November 14, 2003
Second Life Gives Users IP Rights to their Characters
Lawmeme reports that Second Life, an avatar game discussed in recent posts, has made a decision to let player-characters keep the intellectual property rights they create. Players, for instance, have the right to sell movie rights for their character. See Participant Content under the Second Life terms of service agreement. Of course, the player also grants Second Life nonexclusive rights to the content, but nevertheless, this is a fascinating decision with regard to virtual property. I think it also has some interesting implications regarding the idea that games can be a creative environment, in which players actually make new “works” that could have some economic value.
November 17th, 2003 at 10:12 am
A new article The Future of Massively Multiplayer Gaming on Gamespy reacts to this development, and speculates on the idea of user-created content, including quotes from many game developers. “Of the developers we spoke with, user-generated content was unanimously seen as The Next Big Thing … but with the caveat that it opened up a whole new can of problems to solve.”
Underlying all of this of course is the concept of agency. Agency is (or should be, or will be) the key to successful interactive experiences, imho.
It’s the 8th (!) in an impressive series of new articles about MMGs — “No type of game has altered the PC gaming landscape more than massively multiplayer online games.” I need to read Gamespy more often.
November 17th, 2003 at 10:22 pm
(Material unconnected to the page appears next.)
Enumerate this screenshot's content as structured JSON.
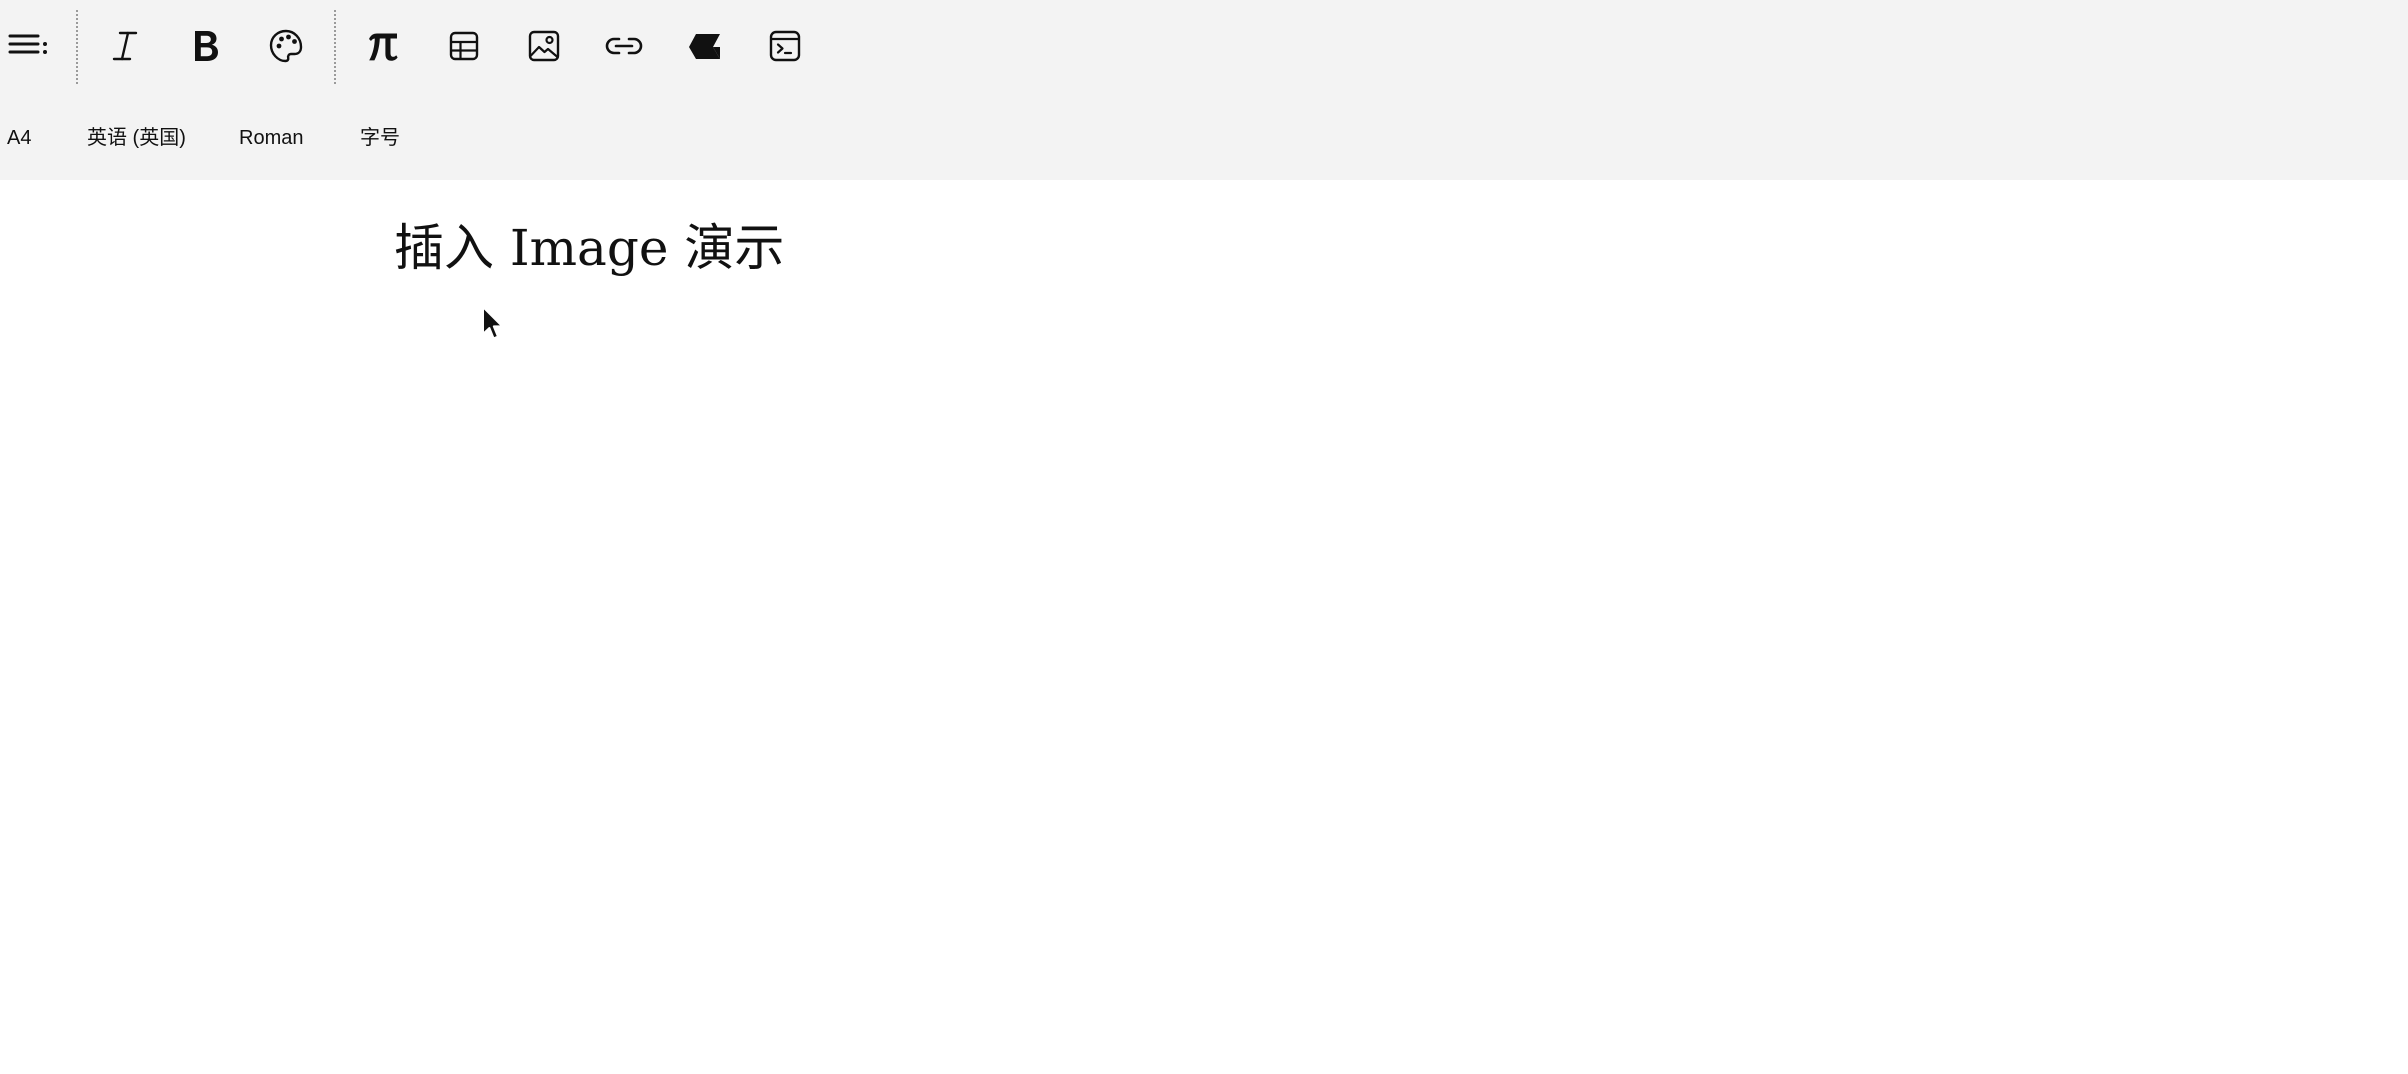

In an offline conversation, Nick pointed out that the headline “Second Life Gives Users IP Rights to Their Characters” was probably flawed, in that it assumes that Second Life previously owned those property rights. A fascinating essay presented by Dan Hunter and F. Gregory Lastowka at last week’s State of Play conference in New York speculates on the topic of Virtual Property, examining the topic from Lockean, Hobbesean, and Hegelian notions of property. It’s interesting that so many lawyers are writing about contract and property rights in artificial, coded domains. In part I think that there’s so much work being done in the area because virtual worlds/avatar environments each evolve their own social customs and laws from the ground up. Each MUD and MMG reimagines “man in a state of nature” and then quickly evolves its own conventions in an accelerated fashion. Within the imagined domain of each storyworld, new laws and social systems are negotiated daily. The interaction between this fictional, but massive and internally coherent layer, and the actual “coded” world of contemporary property law makes for some interesting conflicts and contradictions. In the avatar world, the slate is wiped clean, and the creation of law is viral and variant. In “meatspace,” law is based on precendence that goes back to the Magna Carta (often further). Virtual property transactions, for instance the sale of a house in the Ultima universe on eBay, hover between the conventions of a virtual world and the law of the actual world.
November 18th, 2003 at 9:22 am
There’s an great post-State-of-Play-conference discussion happening over at Terra Nova.
November 19th, 2003 at 10:41 am
… and Greg Costikyan has made several posts about the conference, including a long interesting one debating “Are MMGs games or not?”
November 15th, 2003 at 8:57 pm
Man, I’ve got to stop travelling. 30+ hours of travel time to get to Australia is not something I am looking forward to… I’m heading down to Melbourne for their annual developers’ conference. Of course, I am very much looking…